In the interview Erickson runs the gammut in what he talks about, covering the founding of the company, struggles, mistakes, company culture, bucking the status quo, strategy, and innovation. He covers a lot of ground, and it’s very interesting to learn from his hindsight. Particularly because his hindsight is narrative, he tells stories. One statement he made regarding stories really stuck out to me because it aligns so much with the ideas in Made to Stick by Chip and Dan Heath. (If you’re not familiar with Made to Stick, John Moore over at Brand Autopsy has a great breakdown of the book here.)
Here is the question, and answer:
“You use analogies, especially from sports and climbing, to talk about what you do and why you do it. What is the value of analogies in communicating what Clif stands for?
A challenge is how do you keep your original story authentic as you grow, and keep it alive. I think a lot of companies become all about the bottom line, and they don’t carry their original story with them.
For me, stories are useful for a couple of reasons. First is, I’m not very technical when it comes to business. I can talk a bit of techno-language and theory, but it’s boring. Second, people relate to and remember stories. Their eyes roll back in their heads when you start talking theory, but stories are engaging. People are inspired by stories and parables.”(quoted from frog design mind late spring 2007)

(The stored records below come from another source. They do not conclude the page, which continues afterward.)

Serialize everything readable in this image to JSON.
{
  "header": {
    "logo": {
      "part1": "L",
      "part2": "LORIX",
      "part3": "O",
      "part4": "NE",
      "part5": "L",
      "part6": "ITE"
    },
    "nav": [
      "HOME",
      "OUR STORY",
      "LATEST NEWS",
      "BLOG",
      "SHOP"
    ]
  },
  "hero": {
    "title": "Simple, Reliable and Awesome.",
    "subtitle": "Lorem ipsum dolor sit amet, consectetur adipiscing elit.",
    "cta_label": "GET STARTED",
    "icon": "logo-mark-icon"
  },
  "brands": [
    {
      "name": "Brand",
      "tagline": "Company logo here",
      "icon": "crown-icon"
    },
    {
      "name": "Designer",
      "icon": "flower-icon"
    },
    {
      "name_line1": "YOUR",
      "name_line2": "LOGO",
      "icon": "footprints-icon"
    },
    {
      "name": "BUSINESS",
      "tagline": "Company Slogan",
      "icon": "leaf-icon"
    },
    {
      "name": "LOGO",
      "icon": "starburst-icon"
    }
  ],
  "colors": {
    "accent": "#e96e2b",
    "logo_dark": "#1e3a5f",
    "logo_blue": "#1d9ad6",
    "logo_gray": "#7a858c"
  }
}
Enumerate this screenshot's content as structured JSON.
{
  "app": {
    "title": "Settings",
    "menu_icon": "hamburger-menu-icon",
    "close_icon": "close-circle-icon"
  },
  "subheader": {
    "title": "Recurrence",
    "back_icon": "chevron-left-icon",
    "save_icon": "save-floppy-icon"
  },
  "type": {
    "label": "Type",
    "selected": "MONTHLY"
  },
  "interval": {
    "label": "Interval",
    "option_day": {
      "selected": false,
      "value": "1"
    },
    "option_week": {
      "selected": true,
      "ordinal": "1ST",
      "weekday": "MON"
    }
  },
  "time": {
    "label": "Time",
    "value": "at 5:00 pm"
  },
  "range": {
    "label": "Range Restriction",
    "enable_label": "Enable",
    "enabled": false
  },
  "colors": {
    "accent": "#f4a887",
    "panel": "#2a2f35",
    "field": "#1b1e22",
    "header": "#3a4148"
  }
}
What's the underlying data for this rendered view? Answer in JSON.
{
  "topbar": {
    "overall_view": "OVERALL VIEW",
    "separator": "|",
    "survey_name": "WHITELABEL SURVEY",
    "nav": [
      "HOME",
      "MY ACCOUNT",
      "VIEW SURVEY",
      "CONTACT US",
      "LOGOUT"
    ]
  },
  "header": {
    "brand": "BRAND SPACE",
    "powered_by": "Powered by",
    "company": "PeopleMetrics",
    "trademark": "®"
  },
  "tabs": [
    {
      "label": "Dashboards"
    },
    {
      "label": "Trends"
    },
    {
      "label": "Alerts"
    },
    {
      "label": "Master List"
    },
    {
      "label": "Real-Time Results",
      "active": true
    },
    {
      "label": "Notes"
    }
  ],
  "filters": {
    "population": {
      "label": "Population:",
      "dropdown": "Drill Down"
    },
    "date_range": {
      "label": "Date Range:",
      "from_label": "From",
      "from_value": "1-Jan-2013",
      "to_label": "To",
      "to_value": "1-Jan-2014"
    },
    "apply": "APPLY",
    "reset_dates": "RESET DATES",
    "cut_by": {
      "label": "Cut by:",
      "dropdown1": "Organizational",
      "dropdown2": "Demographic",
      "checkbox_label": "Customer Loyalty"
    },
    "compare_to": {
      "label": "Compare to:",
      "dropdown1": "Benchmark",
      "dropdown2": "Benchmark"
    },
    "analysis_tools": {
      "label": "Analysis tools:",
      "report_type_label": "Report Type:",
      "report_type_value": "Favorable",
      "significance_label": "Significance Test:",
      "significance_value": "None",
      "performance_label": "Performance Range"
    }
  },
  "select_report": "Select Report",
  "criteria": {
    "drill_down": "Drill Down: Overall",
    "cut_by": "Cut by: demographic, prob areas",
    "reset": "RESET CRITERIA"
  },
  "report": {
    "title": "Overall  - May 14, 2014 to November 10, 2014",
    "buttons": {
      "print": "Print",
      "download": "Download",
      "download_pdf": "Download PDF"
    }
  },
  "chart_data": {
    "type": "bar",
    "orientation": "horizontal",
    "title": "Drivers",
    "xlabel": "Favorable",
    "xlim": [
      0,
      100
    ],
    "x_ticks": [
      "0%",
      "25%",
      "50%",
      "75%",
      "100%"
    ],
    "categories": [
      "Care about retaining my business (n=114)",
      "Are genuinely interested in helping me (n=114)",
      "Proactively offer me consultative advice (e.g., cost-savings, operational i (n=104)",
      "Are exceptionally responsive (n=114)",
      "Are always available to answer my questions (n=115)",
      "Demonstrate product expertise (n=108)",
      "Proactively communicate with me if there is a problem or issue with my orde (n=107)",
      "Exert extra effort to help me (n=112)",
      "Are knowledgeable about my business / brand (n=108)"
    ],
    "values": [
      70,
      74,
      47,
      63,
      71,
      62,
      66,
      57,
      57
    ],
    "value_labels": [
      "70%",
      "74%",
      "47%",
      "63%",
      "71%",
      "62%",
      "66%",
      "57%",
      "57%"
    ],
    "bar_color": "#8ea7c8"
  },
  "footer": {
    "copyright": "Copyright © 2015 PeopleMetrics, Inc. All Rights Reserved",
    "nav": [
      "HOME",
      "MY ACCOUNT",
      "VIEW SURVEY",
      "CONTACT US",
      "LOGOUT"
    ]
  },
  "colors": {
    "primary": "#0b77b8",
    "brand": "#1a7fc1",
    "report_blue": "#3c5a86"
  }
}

Now, I don’t know if Erickson has read Made to Stick, but he’s right on. Especially the part about the business techno-language, the Heath’s would probably call it the Curse of Knowlege, either way one thing is paramount. Yes, we can all speak it, but to a larger audience, it just doesn’t communicate. I know I do, sometimes I’ll just babble on to a friend about who knows what regarding business, and soon enough their eyes glaze over..and I catch myself. But what if I could communicate all that babbling in a format that was easy to remember?
A couple phrases above stick out to me, “People relate to and remember stories….stories are engaging…..people are inspired by stories and parables. “
So the action step for me is how can I better share ideas in stories? If we want people to remember X,Y,Z, if we can find, or create an engaging story we’re probably a lot better off. Secondly, I’m part of a growing start-up company. As we grow, how can we communicate our core ideas to our customers and employees. According to the voice of experience above, it’s in stories.
I wonder what do other companies do to communicate that vision? What do you do?